A tree trunk might be in your neighbor's yard, with overhanging branches on your property. It's your responsibility to cut any branches that might be causing damage to your property on your side of the fence.
Ensure that you are careful when treating the tree branches so as not to damage the tree. Some trees are valuable and can be costly to replace.
If your neighbor warns you and you fail to address the complaint, you'll be liable for any damage caused to his property. Roots encroaching on the neighbor's property are the responsibility of the tree owner.
Most Common Neighbor Disputes
Disputes and misunderstandings are a common occurrence among neighbors.
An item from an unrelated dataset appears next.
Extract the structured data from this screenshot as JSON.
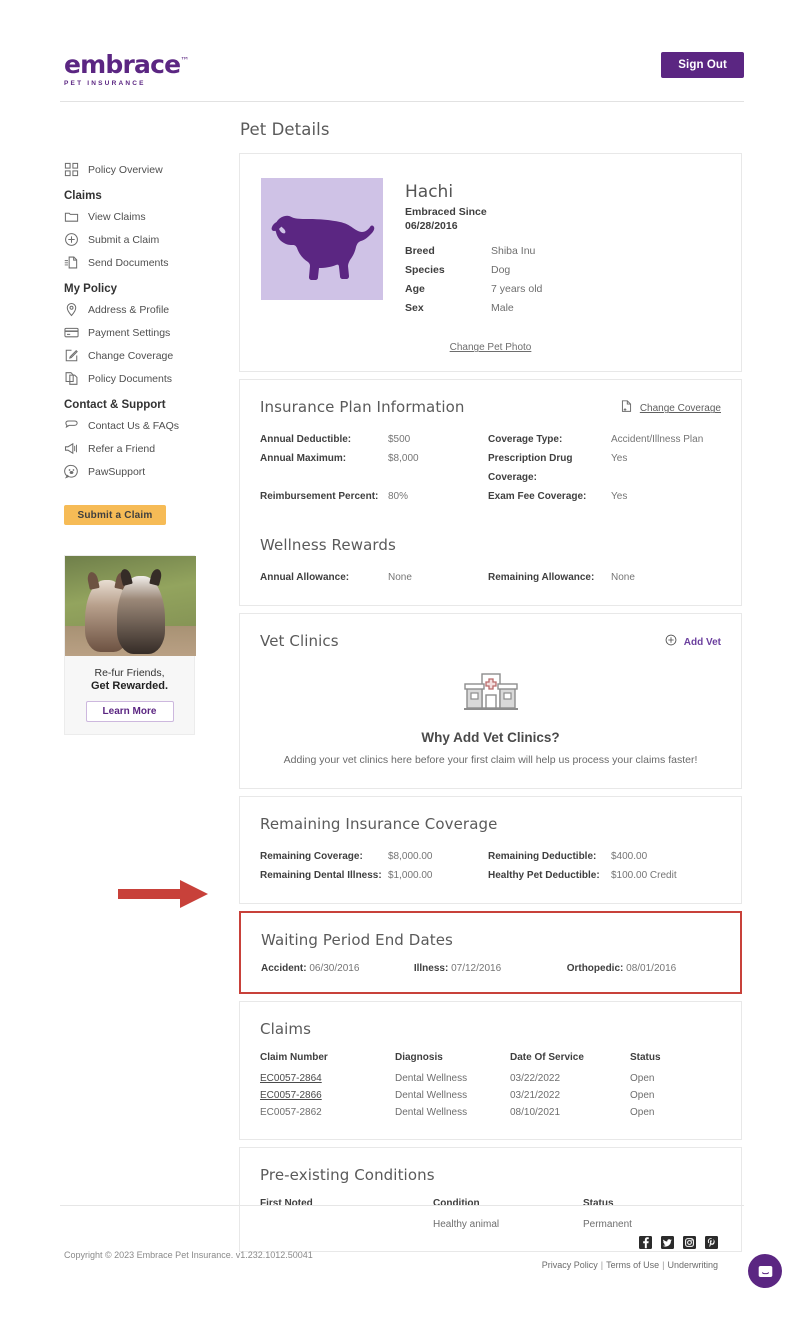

The sensible thing is to not let them escalate and get out of hand. However, some disputes might need you to involve authorities to resolve them.
The most common disputes homeowners encounter apart from boundaries, fences, and trees are:
- Overhanging gutters
- Party walls (houses that share a wall)
- Shared amenities
- Anti-social neighbors
If all your efforts in resolving any conflict with your neighbor are futile, you should consider selling your property and relocating to another vicinity. It will save you unnecessary lawsuits and spare your nerves.
A neighbor's leaning fence can be repaired by either party to avoid damaging property. If there are any disputes, involve the services of a professional from the local authorities.
Before purchasing any property, find out as much as you can about your future neighbors. A nasty neighbor can run you out of town!